Pain is one of the most common reasons people visit orthopedic doctors. These doctors specialize in the entire musculoskeletal system, understanding the various types of joints and how they work. This includes muscles, nerves, bones, joints, tendons, ligaments, cartilage, and other connective tissue. There are many musculoskeletal conditions and injuries that can cause pain, and often, orthopedic specialists can help reduce or eliminate pain.
If you have pain, consider making an appointment. Orthopedic doctors diagnose and treat many types of pain all over the body, including:
- knee pain
- hip pain
- shoulder, elbow, wrist or hand pain
- ankle or foot pain
- back or neck pain
Whether your pain is dull or sharp, chronic or acute, an orthopedic doctor may be able to help.
What are the most painful surgeries?
In general, research has found that orthopedic surgeries, or those involving bones, are the most painful.
However, researchers also found that some minor surgeries or those classed as keyhole or laparoscopic could also cause significant pain. Regardless of the type of surgery, a person should speak to a doctor about the procedure and a plan to manage any discomfort. It is also helpful to relate any past experiences with pain medications, as some people are more or less sensitive to these drugs.
Here, we outline what are considered to be Three of the most painful surgeries:
1. Open surgery on the heel bone
If a person fractures their heel bone, they may need surgery. An operation is not always necessary if the bone has not moved too far out of place. To repair the fracture, a surgeon must cut into the skin to get to the broken bone. They can then fix the bone back together, using plates or screws. The skin around the heel is thin, and this area does not have a lot of soft tissue. It is easy to damage the nerves around the heel bone during surgery. Along with the attachment of screws to the bone, this can make the operation and recovery painful.

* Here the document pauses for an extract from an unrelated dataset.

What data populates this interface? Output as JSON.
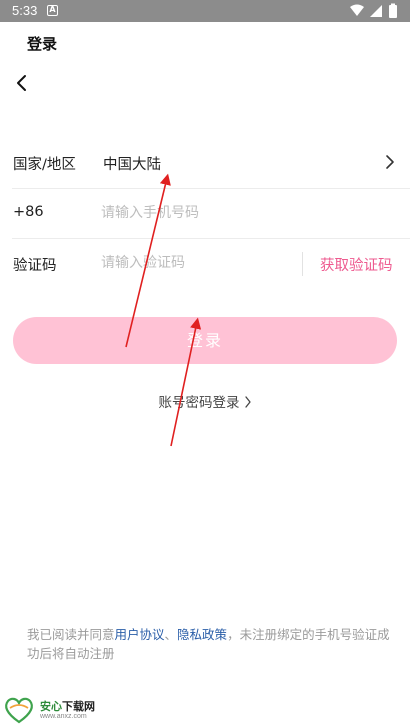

2. Spinal fusion
The bones that make up the spine are known as vertebrae. Scoliosis and degenerative disc disease are among the medical problems that may affect the vertebrae. If movement between vertebrae is causing pain, a doctor may recommend spinal fusion surgery. This process connects two or more vertebrae to stop them moving against each other.
Sometimes, surgery will involve a bone graft. This is when bone is taken from the hip and put into the spine to help the vertebrae fuse together. Bone grafts may cause significant and even chronic pain following surgery.
A myomectomy is an operation to remove fibroids from the uterus. Although these muscle fibers are almost always harmless, they can be a cause of infertility. The operation is usually done using keyhole surgery. Open surgery may be needed if the fibroids are large. An open surgery procedure is usually more painful than keyhole surgery and will have a longer recovery time. During a myomectomy, a surgeon will cut into the belly and remove the fibroids. Once they have removed the fibroids, they will close the cut with stitches.